In the first few weeks of an organic chemistry class, we learn that:
- Carbon can form up to four single bonds
- Carbon with four single bonds adopts a tetrahedral geometry (ideal bond angle: 109.5°)
- Compared to other atoms on the periodic table, [O, N, S, Si for example] carbon forms very strong bonds with itself and can therefore form stable chains
- Carbon-carbon single bonds can rotate freely, and the three-dimensional shapes that arise (“conformations”) can vary significantly in energy.
Nothing particularly strange about that so far. How about this:
- in addition to forming chains, carbon atoms can also form rings
Not strange either… right? Makes sense?
Take a second and see if you can imagine some consequences of that simple fact. How might it affect any of those bullet points we made above?
It’s very difficult to imagine situations that may arise if you haven’t at least seen a glimpse of them yourself.
I’m going to use this opportunity to make a gratuitous chess analogy. One important rule in chess is that if a pawn makes its way to the end of the board, it can be promoted to a piece of the players choice. 99% of the time, the best choice is a Queen, but there are (very rare) situations where it is optimal to promote to a different piece – a knight, for example (see below). [link]
Cool, huh? An example like this one flows logically from the rules of the game, but you can’t really imagine situations like this one until you have a lot of board time under your belt.
Similarly, there are consequences of the fact that carbon can form rings that are not yet readily apparent. We’re going to start by exploring two of them today in this first post of a new series on cycloalkanes.
One of the first consequences of the fact that carbon can form rings can be found by comparing the condensed molecular formulae of linear alkanes with cyclic alkanes. Notice how the formula of linear alkanes follows the pattern H = 2n + 2 (where “n” is the number of carbons) whereas the formula for cycloalkanes follows the pattern H = 2n. Just by forming a ring, the number of hydrogens decreases by two.’
By the way, every successive ring decreases the hydrogen content by two – the bicyclic molecules below follow each follow the pattern #H = 2n –2. And the tricyclic molecule follows the pattern #H = 2n –4 . [Bonus Q – how many hydrogens would be in a tetracyclic molecule with 20 carbons (and no multiple bonds)? ]

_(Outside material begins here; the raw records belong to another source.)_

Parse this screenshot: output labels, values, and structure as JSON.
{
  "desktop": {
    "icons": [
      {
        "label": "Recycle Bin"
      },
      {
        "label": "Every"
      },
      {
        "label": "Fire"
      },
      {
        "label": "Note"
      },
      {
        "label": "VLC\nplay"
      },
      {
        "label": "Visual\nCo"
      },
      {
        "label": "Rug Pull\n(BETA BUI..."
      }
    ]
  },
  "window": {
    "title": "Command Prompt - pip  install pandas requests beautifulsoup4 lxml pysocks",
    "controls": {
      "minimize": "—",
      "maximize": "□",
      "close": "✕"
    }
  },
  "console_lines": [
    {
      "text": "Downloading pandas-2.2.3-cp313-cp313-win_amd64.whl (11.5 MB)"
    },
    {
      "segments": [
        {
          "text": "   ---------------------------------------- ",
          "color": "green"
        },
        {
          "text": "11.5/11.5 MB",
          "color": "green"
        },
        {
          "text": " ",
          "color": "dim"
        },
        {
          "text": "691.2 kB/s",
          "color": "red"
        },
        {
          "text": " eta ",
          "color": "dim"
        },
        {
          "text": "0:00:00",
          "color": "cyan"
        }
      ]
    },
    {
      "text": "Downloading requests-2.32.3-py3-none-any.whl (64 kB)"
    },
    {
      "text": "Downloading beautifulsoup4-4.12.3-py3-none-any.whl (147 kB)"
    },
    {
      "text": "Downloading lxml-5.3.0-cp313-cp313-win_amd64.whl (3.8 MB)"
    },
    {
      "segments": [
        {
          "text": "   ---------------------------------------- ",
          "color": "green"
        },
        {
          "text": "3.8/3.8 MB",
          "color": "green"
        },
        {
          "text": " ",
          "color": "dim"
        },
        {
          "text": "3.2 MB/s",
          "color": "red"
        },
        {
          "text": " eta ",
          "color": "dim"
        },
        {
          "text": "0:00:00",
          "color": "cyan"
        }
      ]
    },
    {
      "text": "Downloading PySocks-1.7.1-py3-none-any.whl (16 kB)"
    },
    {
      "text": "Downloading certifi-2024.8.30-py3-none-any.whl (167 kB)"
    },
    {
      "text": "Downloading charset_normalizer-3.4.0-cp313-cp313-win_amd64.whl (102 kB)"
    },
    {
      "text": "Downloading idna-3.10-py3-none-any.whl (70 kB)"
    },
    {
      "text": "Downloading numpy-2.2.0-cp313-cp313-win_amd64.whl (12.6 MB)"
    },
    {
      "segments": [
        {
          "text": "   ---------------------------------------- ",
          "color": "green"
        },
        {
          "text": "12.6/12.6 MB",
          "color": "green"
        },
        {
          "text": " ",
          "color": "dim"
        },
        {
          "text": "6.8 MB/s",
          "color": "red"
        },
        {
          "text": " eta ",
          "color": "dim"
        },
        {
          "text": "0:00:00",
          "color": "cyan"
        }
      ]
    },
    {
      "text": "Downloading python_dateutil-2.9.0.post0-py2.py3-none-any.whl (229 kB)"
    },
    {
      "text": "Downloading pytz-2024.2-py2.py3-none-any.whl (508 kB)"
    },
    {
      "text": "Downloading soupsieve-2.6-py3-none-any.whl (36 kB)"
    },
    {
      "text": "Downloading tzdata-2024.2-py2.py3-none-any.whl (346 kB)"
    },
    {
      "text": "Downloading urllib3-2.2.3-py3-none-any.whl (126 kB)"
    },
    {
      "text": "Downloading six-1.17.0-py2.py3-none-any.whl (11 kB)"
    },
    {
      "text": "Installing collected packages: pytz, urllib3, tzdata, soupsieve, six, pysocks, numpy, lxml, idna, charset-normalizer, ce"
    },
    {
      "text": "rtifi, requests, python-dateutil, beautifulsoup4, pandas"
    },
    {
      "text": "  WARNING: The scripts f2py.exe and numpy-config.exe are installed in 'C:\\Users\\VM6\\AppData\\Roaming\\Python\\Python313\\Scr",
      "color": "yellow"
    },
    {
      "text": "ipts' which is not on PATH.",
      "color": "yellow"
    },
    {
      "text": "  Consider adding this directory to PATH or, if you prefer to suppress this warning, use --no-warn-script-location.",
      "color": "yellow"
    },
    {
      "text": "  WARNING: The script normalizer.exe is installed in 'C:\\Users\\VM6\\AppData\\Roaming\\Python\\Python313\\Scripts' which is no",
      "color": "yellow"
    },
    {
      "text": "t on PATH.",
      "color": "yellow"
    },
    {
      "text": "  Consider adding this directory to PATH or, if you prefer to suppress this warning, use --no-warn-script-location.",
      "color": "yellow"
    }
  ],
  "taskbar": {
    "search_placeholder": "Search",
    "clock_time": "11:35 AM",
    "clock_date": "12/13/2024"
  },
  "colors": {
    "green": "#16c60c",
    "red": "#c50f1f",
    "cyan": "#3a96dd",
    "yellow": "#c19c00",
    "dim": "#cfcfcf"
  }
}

Why does this matter? As you’ll see later, we’ll be able to use the fact that each ring decreases the hydrogen count of the molecule by 2 to help us deduce the structures of unknown compounds in some cases. It can be a small clue, but an important one nonetheless.
There’s a second interesting observation with cycloalkanes that we’ll talk about in much greater detail next time, but is important to get out of the way because it’s often overlooked. See how there’s that empty space in the middle of a cycloalkane ring? Many everyday household objects – belts, elastics, wristbands – can be easily turned inside out. Can we do the same with cycloalkanes? What happens when we try to turn them inside out?
Because it’s much easier to show this rather than tell it, I made a quick video.
The bottom line is that cycloalkanes of less than 8 carbons cannot be turned inside out without breaking carbon-carbon bonds. >99% of the rings that you’ll see in Org 1 / Org 2 will fall into this category.
This has far-ranging consequences that we’ll talk about in the next post in this series.